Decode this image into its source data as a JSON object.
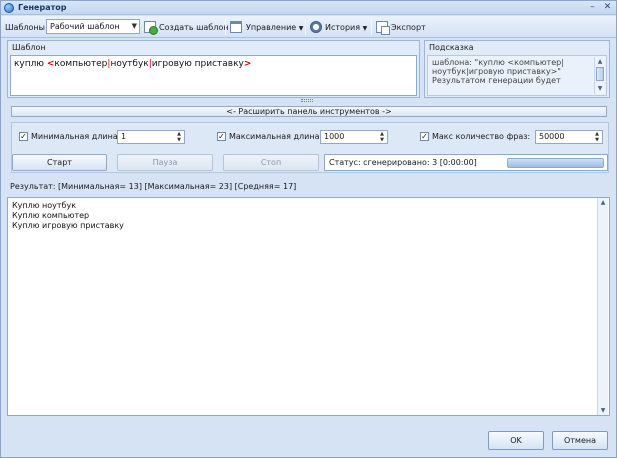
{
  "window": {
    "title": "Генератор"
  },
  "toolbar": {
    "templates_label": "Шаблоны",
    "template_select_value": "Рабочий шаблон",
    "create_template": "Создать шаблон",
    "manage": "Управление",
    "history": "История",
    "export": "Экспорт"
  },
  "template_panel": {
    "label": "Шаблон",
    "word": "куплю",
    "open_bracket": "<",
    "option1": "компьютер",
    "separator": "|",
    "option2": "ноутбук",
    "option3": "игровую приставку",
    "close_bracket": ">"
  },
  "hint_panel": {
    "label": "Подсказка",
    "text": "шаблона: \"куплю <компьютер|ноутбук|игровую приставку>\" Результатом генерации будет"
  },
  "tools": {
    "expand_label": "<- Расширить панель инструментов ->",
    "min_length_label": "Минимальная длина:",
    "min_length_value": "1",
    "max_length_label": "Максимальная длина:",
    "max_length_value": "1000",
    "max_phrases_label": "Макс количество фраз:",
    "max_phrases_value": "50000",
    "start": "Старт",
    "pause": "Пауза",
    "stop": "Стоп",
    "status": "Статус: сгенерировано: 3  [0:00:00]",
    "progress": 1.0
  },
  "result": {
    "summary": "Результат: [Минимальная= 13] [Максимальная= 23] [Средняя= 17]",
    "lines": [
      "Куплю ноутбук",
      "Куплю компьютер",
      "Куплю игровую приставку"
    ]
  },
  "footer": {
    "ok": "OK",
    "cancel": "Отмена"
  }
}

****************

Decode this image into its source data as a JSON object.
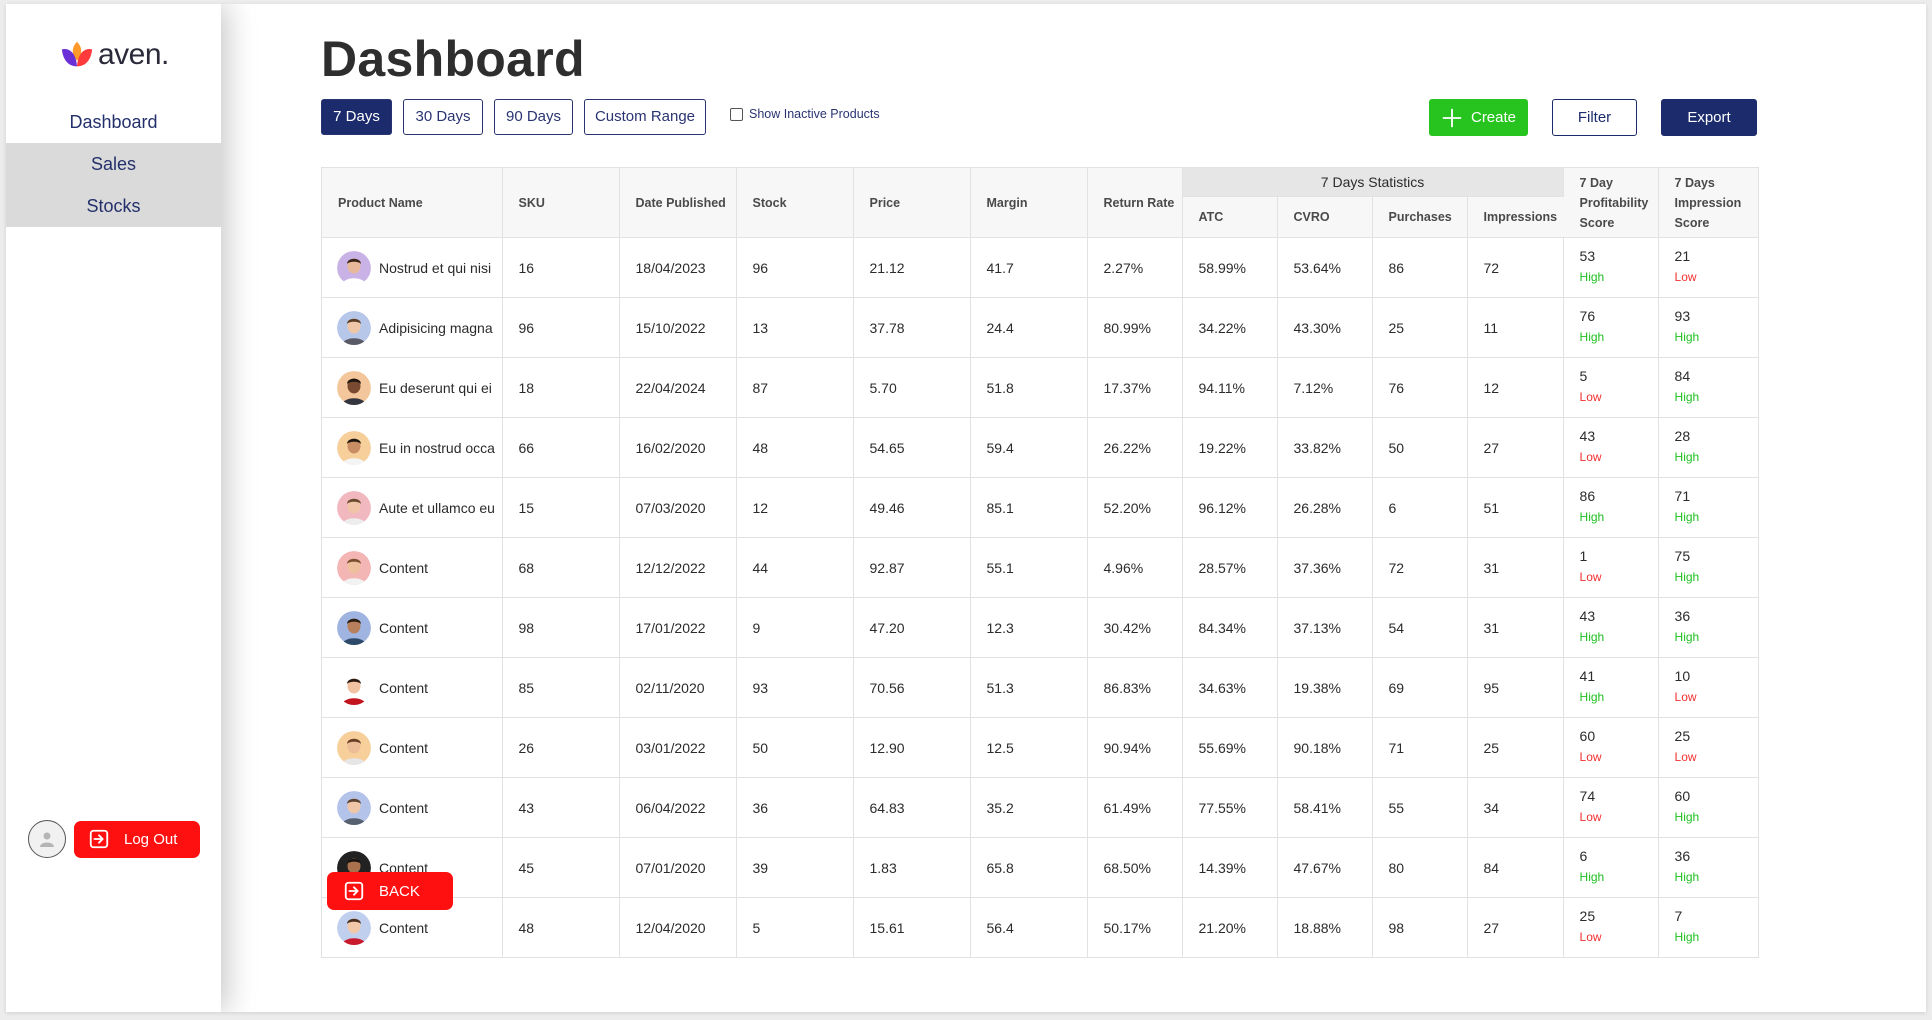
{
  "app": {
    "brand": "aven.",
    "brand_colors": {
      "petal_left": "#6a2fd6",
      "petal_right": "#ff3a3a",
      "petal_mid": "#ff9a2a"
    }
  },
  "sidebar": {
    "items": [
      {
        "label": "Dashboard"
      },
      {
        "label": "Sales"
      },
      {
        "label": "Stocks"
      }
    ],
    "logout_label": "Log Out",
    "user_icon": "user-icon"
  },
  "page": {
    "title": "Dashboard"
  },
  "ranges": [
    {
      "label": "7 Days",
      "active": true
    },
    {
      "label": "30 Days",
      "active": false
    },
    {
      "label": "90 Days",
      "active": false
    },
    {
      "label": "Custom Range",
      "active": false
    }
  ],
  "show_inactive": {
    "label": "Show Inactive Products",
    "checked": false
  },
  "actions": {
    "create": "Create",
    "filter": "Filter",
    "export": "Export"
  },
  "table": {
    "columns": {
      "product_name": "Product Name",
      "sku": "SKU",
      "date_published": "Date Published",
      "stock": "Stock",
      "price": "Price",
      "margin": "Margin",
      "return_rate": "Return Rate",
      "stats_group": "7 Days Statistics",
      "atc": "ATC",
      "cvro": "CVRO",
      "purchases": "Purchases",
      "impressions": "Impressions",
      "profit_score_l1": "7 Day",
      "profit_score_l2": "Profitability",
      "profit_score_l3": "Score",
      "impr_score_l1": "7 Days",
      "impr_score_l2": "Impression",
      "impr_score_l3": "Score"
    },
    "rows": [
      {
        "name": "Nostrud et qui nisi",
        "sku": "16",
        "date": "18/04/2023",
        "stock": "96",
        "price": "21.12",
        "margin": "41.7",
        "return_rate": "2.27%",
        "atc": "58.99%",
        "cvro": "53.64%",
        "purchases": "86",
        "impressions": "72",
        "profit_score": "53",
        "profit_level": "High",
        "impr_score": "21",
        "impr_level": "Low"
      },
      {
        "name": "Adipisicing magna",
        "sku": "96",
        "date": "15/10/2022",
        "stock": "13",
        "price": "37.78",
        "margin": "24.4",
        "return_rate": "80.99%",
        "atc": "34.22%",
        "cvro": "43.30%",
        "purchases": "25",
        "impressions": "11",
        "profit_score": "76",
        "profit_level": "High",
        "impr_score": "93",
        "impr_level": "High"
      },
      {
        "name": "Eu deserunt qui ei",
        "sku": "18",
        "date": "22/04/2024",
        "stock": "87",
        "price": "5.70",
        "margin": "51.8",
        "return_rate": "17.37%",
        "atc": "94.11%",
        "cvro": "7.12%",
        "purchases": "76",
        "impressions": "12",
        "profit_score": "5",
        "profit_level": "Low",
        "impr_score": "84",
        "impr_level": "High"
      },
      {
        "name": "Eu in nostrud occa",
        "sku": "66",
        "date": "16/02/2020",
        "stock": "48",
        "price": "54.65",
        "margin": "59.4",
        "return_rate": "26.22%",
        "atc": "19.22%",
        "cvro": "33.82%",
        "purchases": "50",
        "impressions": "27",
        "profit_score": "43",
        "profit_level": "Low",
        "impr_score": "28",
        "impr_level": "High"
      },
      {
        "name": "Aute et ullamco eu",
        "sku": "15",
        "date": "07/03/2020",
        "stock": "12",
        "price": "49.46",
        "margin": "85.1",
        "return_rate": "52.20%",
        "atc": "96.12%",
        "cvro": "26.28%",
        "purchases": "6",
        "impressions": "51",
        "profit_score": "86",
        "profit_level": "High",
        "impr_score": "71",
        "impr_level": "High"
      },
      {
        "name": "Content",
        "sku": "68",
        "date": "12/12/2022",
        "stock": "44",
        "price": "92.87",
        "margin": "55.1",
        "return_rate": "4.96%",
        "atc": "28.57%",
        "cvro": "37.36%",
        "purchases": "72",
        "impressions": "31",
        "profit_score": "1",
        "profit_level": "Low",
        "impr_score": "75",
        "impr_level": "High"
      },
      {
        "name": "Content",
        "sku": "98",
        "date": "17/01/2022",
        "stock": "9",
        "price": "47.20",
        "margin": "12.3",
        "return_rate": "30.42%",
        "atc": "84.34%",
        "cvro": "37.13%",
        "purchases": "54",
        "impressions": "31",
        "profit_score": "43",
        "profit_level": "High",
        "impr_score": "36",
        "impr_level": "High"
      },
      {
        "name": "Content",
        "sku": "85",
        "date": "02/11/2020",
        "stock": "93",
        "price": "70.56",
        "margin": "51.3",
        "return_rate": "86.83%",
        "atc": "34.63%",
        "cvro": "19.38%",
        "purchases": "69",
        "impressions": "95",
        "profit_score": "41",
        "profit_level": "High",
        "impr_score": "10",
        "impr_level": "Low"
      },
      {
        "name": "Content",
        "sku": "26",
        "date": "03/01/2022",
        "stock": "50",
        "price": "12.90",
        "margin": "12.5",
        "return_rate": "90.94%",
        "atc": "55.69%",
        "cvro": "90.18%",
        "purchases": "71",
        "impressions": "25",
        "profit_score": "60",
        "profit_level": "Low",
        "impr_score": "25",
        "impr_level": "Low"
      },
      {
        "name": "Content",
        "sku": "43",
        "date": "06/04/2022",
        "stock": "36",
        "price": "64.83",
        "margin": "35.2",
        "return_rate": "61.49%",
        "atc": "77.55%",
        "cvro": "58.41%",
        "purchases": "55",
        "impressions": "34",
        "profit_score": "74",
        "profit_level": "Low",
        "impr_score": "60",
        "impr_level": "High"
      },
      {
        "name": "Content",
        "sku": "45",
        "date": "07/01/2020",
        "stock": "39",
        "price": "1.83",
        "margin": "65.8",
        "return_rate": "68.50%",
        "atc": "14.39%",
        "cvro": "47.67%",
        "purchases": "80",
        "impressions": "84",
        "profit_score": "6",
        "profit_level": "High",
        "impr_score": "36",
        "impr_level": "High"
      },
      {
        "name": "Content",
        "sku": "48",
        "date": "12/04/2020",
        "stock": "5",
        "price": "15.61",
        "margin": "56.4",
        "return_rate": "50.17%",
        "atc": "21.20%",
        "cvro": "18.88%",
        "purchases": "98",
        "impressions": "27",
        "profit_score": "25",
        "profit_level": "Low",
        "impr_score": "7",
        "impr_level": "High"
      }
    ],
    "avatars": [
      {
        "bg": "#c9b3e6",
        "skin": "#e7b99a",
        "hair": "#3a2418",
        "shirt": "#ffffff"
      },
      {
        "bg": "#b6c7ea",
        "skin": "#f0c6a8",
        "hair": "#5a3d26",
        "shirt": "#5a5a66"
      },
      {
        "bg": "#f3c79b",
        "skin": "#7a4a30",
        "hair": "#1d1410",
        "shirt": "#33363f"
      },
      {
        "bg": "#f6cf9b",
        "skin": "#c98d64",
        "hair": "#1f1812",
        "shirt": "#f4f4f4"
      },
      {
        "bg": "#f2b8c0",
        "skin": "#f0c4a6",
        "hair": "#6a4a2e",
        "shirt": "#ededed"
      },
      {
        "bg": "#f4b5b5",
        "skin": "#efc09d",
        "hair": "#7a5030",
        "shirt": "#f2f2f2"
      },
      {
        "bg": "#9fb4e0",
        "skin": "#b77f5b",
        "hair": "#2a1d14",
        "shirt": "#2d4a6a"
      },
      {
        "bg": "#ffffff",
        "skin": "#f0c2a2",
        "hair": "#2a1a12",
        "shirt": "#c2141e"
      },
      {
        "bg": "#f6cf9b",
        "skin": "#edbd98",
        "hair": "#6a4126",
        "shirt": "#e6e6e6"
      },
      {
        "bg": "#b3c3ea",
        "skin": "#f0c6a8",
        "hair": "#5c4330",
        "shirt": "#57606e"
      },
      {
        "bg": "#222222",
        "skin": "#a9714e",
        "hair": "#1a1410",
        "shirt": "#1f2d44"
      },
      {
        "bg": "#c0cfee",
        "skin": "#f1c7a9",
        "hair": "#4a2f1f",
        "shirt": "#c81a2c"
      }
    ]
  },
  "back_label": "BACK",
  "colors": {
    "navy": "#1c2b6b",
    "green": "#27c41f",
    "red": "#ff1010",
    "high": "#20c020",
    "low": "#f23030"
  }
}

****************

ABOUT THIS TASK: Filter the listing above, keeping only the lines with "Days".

TASK RESPONSE:
      "label": "7 Days",
      "label": "30 Days",
      "label": "90 Days",
      "stats_group": "7 Days Statistics",
      "impr_score_l1": "7 Days",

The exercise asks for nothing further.